__WHAT YOU HAVE TO DO__
Work through the data line by line, gathering every line that has the word "curve".

__INPUT DATA__
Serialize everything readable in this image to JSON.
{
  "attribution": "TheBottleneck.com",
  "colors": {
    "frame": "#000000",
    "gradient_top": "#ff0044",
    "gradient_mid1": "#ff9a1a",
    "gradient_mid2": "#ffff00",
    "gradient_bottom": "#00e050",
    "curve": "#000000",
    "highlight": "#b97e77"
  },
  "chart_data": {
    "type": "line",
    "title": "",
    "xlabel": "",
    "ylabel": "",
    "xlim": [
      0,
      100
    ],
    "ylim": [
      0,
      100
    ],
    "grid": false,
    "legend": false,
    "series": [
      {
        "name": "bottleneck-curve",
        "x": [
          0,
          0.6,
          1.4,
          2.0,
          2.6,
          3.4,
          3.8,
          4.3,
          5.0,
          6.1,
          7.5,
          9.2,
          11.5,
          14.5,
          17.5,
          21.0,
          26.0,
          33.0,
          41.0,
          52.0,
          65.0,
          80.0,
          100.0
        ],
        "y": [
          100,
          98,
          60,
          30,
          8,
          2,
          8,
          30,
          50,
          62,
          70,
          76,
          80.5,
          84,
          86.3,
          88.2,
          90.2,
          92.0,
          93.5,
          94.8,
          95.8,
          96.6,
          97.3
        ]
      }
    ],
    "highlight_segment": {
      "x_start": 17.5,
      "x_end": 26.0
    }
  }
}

__RESULT OF THIS EXERCISE__
    "curve": "#000000",
        "name": "bottleneck-curve",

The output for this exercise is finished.